Supplied data section start

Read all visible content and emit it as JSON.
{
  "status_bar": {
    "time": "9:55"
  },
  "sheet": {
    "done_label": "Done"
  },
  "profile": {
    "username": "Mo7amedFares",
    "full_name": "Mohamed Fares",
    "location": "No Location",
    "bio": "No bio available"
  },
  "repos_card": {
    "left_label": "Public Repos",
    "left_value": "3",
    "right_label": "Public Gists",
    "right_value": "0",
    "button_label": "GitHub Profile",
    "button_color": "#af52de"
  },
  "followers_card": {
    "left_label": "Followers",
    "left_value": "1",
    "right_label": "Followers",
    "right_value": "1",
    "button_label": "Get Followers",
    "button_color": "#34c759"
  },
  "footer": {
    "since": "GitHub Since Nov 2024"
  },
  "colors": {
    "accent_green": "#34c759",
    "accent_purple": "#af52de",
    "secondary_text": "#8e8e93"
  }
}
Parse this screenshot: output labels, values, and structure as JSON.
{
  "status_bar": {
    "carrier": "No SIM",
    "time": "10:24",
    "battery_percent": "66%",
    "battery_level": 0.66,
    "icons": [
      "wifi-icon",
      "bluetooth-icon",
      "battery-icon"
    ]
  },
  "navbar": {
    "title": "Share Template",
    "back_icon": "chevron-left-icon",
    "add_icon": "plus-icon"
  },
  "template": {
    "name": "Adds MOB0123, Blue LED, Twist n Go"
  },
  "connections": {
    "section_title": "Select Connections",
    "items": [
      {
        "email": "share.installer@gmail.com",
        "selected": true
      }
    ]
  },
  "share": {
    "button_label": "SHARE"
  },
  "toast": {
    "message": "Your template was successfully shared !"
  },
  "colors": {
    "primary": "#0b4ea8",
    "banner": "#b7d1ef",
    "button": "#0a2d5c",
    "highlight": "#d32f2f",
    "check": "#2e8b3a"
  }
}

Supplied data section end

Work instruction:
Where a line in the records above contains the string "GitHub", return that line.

Exercise result:
    "button_label": "GitHub Profile",
    "since": "GitHub Since Nov 2024"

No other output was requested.